Itís refreshing to listen to a Hans Zimmer score written for something other than a titanically massive and serious film. Granted, it was co-written with Lorne Balfe, but it nevertheless seems to bring something unexpected and refreshing out of Zimmer. The most recent collaboration of the two composers was the scoring for the video game Call of Duty 2: Modern Warfare, for which Zimmer wrote the theme and Balfe the in-game soundtrack. Even that music sounded more typical of Zimmerís titanic scoring, which leads me to believe that the change in compositional style for Megamind can be attributed to the nature of the film rather than the people around which Zimmer surrounds himself.
In any case, the fact of the matter is that the music, while lacking in engaging originality, is light and entertaining. (Which is exactly what one would expect from an animated kidís movie.) That isnít to say, however, that the music is without merit. Quite the contrary. Tracks like ďStars and TightsĒ are full of stirring (albeit unoriginal) music that beautifully evoke the action and emotion of the film.
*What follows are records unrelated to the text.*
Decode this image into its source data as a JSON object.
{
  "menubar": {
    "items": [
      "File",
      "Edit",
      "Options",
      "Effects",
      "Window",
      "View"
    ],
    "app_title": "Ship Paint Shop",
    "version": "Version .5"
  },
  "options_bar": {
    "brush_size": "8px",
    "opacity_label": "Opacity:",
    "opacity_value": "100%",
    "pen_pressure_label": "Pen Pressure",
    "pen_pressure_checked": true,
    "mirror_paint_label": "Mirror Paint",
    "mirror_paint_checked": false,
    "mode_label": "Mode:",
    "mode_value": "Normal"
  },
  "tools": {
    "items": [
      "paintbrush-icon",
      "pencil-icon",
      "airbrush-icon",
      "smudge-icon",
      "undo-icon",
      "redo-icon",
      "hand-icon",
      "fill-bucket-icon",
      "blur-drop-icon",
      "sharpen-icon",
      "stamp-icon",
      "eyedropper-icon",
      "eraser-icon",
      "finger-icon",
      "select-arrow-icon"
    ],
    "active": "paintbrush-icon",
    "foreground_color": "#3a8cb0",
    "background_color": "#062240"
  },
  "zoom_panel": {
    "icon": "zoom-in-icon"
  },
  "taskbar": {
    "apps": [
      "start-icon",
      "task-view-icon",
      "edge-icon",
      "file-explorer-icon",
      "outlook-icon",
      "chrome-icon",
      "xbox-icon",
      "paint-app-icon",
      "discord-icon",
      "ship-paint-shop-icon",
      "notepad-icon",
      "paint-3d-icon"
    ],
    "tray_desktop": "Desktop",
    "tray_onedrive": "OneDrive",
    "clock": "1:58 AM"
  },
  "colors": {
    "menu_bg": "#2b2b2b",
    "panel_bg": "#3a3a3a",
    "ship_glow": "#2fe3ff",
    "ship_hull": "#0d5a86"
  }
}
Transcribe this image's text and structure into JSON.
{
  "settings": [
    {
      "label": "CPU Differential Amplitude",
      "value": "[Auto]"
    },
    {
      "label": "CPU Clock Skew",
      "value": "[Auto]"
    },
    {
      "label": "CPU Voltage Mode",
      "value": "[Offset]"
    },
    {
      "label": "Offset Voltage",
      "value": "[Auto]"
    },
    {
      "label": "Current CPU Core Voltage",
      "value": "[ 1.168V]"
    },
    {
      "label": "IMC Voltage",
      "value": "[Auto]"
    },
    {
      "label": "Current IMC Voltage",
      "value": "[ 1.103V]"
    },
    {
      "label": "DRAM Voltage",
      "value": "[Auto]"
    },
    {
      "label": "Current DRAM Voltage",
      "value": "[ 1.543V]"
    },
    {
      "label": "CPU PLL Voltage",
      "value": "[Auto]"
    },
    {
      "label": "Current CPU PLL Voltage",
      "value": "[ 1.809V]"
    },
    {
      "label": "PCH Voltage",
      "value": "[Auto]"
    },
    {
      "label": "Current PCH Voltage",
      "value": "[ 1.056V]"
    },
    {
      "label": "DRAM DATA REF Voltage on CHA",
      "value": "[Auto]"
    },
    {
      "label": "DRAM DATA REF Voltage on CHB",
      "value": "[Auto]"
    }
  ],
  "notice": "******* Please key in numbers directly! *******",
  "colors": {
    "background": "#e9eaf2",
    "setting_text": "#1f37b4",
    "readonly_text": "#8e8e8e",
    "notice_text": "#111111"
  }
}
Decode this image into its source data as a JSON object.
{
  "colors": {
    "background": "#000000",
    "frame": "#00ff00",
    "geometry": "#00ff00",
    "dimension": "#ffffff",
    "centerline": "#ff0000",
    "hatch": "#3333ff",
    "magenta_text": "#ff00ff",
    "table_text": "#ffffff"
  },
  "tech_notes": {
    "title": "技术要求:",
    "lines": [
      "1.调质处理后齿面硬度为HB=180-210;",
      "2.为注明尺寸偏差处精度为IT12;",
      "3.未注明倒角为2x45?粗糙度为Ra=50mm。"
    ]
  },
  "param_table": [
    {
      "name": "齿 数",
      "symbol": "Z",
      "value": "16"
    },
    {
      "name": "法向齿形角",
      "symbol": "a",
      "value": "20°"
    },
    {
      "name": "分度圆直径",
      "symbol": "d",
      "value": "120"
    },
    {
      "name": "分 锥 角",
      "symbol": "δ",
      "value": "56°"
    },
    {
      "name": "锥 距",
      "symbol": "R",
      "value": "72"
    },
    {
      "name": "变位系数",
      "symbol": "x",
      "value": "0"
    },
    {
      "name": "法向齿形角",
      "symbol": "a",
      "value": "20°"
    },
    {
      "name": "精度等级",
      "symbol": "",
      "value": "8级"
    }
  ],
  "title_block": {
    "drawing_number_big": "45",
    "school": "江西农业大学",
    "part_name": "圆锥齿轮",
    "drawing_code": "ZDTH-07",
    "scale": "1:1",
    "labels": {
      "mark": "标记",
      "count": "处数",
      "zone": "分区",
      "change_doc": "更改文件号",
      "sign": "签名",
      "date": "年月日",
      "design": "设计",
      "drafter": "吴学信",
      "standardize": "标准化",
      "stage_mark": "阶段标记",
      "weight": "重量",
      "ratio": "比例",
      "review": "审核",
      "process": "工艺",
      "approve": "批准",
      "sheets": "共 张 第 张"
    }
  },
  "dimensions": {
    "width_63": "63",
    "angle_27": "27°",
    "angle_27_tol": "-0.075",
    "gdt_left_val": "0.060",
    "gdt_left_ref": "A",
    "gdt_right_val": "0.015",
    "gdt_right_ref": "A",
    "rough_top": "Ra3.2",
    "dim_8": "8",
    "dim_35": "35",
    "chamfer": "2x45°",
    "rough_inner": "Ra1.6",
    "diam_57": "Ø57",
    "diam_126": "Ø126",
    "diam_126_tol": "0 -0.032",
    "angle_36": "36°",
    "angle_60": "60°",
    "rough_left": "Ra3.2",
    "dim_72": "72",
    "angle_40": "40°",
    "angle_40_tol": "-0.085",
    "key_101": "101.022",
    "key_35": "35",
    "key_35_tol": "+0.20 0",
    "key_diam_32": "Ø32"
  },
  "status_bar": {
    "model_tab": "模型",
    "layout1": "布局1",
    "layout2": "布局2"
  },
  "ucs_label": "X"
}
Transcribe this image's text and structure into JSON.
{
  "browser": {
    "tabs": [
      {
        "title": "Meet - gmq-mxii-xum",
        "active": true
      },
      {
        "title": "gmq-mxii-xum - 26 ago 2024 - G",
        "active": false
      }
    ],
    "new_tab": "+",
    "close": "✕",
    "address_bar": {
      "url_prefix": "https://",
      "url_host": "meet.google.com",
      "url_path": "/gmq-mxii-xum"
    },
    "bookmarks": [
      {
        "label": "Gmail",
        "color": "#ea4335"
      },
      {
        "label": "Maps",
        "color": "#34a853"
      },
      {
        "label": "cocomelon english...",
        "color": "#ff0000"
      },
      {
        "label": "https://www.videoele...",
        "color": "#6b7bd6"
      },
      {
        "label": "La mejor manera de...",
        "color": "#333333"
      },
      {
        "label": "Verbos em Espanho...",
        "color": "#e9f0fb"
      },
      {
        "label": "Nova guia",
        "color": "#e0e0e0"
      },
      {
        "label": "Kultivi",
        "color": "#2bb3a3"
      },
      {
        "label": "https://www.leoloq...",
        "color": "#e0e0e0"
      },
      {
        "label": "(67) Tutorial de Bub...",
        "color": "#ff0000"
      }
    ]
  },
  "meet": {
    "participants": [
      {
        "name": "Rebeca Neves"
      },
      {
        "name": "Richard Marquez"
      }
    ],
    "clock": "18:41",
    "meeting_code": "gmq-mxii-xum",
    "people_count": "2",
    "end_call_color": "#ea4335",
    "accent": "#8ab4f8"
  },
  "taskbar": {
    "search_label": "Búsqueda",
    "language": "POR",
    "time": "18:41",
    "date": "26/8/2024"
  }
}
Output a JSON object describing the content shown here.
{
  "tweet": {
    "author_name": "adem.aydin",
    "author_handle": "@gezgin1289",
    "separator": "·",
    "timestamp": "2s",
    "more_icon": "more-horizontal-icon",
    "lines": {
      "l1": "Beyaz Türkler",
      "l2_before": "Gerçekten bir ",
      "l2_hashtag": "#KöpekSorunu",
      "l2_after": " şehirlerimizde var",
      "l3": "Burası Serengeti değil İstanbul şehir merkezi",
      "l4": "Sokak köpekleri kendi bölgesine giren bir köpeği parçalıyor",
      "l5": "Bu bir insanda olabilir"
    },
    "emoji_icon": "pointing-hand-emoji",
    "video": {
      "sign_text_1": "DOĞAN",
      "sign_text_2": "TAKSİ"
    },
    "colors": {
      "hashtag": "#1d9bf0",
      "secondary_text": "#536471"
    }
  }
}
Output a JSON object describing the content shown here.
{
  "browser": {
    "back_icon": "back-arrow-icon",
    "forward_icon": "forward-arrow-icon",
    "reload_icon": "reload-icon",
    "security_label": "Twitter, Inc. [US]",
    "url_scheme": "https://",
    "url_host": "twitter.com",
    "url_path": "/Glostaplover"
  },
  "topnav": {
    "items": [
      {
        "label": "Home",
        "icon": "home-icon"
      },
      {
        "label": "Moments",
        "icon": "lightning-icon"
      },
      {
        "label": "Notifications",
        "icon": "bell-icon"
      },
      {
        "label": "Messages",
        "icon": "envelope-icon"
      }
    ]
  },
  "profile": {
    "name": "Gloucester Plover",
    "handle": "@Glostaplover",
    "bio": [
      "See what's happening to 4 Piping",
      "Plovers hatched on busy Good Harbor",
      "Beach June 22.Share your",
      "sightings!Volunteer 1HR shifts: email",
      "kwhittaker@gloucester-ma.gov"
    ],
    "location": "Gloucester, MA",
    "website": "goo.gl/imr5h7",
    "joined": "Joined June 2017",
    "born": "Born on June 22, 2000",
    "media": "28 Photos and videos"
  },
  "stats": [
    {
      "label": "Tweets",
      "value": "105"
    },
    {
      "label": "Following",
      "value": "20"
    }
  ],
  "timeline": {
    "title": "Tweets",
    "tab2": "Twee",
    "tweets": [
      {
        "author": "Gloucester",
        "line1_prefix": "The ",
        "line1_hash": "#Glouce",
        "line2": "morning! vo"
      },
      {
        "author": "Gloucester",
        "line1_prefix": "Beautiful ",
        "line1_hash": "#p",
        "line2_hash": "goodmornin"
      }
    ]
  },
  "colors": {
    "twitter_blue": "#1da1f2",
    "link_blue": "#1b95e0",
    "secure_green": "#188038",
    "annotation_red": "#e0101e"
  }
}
Itís hard to say whether itís because of the unoriginality of the music or something else, but much of the soundtrack is forgettable and easy to drift away from. Abrupt and scattered lines of loud music serve little more than to remind the listener and bring his attention back to the soundtrack.
Itís no snub to the symphony that performed the soundtrack since it didnít exist. Yes, unfortunately, the soundtrack is synthesized. A letdown, to be sure. Hans Zimmerís composing is simply too rich and powerful to be relegated to a synthesizer. However, I suppose that if there were any plus side to this, itíd be that the synthesized instruments sound, for the most part, fairly real.
Complimenting the music scoring is a slew of classics like Elvis Presleyís ďA Little Less Conversation,Ē Gilbert OíSullivanís ďAlone Again (Naturally),Ē and George Thorogood & The Destroyersí ďBad to the Bone.Ē In the case of ďA Little Less Conversation,Ē it has been tastefully remixed - and I emphasize that it was tastefully done - to provide a stronger bass beat, richer (synthesized) instrumentation, and a more lively tempo. Iím sure there are Elvis enthusiasts out there who would bang their head against the nearest wall if they heard it, but even I enjoyed it in spite of my general distaste for remixed music.
It pains me to give this soundtrack a score as high as 6 out of 10 considering itís synthesized and because much of the music is forgettable and unoriginal. It leaves a lot to be desired. That said, if the soundtrack is taken for what it is: an easy bit of entertainment to compliment a genre of movie for which music has become less and less important, then I suppose it serves its purpose. The music conveys everything from excitement to angst, and in true Hans Zimmer fashion, the way it is written works superbly. I just donít know that itís good enough for the $10 or $15 dollars one would spend for it.